#### What is required:
Wherever a line holds the word "JSON", copy that line from the data.

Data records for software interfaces
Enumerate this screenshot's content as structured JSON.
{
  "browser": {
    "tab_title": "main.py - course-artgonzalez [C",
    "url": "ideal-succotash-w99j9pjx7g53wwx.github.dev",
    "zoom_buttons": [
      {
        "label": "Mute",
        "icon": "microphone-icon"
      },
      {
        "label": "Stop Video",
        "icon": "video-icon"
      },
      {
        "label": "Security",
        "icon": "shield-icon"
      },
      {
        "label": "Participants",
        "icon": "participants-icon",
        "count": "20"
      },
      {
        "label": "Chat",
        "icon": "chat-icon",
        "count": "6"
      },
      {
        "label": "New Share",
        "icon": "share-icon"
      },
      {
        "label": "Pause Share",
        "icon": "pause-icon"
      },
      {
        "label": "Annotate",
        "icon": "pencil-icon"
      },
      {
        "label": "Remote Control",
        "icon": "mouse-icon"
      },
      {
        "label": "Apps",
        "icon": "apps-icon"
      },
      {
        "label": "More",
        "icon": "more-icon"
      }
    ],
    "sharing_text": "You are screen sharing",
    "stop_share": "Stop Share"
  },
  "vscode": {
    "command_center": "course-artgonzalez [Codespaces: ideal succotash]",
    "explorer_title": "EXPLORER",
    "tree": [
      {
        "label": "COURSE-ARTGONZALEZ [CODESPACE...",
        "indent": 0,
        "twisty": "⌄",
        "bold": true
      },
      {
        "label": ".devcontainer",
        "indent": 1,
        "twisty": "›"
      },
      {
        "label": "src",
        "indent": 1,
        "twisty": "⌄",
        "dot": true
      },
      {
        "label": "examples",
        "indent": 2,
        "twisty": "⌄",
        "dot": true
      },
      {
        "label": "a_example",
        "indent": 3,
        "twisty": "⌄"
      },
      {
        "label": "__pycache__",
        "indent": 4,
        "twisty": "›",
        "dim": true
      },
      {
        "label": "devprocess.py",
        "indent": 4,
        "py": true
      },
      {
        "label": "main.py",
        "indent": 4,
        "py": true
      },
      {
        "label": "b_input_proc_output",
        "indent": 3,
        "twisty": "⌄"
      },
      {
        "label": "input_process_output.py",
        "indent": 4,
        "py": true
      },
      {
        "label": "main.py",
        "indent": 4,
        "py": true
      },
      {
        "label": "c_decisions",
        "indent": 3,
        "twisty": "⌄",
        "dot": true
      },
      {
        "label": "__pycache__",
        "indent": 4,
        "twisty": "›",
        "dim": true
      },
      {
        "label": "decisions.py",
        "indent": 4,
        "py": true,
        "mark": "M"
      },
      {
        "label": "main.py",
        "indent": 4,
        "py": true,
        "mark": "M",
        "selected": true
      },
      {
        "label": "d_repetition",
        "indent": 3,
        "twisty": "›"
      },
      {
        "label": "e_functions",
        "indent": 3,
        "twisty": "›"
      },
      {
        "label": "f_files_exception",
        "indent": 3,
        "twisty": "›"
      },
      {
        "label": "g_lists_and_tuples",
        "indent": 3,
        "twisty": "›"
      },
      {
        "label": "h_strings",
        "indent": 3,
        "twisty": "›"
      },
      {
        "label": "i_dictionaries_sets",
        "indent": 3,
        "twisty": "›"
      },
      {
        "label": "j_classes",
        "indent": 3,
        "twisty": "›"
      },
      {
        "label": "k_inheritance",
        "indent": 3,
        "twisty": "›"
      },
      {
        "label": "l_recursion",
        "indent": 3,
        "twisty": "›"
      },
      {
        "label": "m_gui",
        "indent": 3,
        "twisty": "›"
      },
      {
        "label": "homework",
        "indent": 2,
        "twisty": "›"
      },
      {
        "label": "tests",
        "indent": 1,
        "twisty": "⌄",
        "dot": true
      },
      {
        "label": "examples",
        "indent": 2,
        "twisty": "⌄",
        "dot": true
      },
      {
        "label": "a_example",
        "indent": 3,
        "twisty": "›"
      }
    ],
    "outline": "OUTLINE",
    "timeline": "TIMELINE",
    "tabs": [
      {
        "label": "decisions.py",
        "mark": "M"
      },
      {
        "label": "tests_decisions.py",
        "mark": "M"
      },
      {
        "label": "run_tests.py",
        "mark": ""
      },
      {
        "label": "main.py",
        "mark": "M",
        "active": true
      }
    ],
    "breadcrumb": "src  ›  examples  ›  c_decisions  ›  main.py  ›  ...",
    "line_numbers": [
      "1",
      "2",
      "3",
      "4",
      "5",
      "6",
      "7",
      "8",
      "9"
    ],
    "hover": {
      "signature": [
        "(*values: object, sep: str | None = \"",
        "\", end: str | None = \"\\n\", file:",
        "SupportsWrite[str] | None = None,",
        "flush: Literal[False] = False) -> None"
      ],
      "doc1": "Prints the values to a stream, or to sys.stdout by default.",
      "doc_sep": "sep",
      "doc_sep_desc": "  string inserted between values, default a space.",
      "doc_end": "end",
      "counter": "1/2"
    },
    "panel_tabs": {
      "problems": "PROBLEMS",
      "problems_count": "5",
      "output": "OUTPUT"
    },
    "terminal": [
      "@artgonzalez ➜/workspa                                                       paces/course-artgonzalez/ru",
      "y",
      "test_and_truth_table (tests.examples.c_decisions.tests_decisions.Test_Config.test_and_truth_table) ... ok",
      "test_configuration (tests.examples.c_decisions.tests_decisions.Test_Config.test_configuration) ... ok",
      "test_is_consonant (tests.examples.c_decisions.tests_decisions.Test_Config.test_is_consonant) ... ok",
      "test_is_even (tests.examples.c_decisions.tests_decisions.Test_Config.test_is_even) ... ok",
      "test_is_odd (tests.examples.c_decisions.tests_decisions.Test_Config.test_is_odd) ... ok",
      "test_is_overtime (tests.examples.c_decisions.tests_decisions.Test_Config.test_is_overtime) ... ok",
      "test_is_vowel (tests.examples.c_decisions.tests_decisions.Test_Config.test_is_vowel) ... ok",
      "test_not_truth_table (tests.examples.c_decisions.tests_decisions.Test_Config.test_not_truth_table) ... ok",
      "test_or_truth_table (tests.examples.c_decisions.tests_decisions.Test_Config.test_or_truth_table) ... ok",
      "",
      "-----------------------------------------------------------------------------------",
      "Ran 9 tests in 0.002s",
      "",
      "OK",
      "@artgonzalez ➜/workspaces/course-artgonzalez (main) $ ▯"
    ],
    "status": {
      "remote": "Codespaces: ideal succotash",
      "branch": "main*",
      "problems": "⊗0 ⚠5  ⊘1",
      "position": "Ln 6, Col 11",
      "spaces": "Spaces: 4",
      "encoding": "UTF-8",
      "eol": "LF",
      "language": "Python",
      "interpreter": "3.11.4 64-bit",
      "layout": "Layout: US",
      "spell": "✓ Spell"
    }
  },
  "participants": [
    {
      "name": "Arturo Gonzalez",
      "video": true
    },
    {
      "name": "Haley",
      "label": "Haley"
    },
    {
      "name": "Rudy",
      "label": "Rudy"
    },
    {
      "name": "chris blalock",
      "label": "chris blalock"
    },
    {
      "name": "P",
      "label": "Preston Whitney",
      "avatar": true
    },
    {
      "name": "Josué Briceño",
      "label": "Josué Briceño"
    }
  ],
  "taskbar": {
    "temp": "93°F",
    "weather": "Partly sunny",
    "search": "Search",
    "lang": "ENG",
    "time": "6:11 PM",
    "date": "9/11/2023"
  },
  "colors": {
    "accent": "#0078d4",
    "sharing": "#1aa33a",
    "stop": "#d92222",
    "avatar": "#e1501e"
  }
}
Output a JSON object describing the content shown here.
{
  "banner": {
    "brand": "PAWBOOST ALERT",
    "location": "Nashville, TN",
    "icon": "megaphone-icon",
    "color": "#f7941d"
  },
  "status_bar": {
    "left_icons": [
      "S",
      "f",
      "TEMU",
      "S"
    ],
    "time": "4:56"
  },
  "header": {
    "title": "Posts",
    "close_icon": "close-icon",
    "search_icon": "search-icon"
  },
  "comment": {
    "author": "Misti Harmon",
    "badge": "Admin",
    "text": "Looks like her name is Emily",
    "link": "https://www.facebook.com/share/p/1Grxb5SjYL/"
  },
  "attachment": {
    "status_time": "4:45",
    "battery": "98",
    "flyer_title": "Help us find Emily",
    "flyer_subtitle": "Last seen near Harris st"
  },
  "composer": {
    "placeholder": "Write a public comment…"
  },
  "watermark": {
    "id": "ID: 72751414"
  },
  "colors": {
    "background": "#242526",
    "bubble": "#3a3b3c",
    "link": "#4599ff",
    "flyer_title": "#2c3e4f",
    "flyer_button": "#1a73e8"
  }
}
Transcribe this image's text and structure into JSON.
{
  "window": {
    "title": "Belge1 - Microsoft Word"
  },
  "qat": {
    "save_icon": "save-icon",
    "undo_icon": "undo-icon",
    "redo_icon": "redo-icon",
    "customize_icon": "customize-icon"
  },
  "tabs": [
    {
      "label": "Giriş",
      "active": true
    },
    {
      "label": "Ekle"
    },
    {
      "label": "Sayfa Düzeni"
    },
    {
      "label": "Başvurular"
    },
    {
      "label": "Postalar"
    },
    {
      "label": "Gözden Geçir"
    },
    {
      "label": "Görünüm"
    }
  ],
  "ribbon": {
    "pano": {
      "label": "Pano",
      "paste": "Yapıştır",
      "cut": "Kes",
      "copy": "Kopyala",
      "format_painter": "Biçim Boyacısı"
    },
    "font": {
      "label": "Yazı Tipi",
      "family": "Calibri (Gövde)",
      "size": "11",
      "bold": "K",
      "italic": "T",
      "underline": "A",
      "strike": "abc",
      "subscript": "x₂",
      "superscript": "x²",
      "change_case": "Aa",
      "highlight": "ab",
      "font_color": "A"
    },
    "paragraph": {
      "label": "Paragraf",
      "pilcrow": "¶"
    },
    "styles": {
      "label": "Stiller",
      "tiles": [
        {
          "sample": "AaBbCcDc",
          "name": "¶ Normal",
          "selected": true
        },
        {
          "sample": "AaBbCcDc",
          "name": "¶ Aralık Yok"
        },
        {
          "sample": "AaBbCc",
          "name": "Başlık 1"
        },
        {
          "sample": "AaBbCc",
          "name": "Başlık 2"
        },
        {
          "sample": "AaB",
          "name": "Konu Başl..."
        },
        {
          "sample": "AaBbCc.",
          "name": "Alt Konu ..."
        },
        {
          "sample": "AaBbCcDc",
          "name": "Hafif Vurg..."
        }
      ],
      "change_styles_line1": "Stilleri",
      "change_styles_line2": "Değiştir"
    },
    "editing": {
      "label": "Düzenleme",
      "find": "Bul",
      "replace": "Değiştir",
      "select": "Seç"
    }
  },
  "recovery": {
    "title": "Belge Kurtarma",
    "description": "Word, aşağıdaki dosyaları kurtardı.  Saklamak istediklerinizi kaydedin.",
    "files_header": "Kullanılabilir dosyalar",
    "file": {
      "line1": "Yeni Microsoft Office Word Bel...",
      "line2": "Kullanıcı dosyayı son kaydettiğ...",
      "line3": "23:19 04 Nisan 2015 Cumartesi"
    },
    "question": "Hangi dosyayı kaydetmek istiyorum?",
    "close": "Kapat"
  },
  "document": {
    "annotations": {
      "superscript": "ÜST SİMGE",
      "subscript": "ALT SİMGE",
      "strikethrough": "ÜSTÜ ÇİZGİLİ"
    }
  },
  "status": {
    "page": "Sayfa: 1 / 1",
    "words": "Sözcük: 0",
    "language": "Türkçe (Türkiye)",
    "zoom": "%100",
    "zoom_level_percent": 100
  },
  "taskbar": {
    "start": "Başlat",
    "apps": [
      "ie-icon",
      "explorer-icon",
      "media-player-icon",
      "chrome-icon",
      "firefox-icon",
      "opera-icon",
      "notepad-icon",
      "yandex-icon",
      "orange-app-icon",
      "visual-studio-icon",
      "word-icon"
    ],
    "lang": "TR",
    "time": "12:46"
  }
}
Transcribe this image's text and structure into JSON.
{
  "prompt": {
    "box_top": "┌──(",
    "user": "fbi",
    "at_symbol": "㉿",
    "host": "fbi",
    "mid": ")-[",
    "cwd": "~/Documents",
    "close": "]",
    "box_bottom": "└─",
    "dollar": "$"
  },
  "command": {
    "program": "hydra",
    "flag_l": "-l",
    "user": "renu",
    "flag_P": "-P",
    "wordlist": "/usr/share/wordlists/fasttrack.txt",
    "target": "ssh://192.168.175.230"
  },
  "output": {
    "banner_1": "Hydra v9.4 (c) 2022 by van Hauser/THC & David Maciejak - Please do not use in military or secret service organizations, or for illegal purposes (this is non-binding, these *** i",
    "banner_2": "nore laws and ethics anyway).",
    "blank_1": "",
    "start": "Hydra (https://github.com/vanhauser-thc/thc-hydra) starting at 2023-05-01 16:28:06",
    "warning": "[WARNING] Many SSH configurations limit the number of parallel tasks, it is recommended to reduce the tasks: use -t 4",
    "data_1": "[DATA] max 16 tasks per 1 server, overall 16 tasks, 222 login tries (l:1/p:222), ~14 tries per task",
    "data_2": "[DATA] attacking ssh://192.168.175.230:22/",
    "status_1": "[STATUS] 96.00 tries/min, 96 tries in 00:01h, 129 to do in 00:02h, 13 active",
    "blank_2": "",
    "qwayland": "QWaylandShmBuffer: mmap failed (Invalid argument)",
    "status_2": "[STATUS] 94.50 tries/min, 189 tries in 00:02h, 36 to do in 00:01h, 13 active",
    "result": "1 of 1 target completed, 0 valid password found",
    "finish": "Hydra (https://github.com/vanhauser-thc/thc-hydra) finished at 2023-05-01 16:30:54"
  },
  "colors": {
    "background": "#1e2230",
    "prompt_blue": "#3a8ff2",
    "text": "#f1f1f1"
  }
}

#### Output of the task:
Enumerate this screenshot's content as structured JSON.
Output a JSON object describing the content shown here.
Transcribe this image's text and structure into JSON.
Transcribe this image's text and structure into JSON.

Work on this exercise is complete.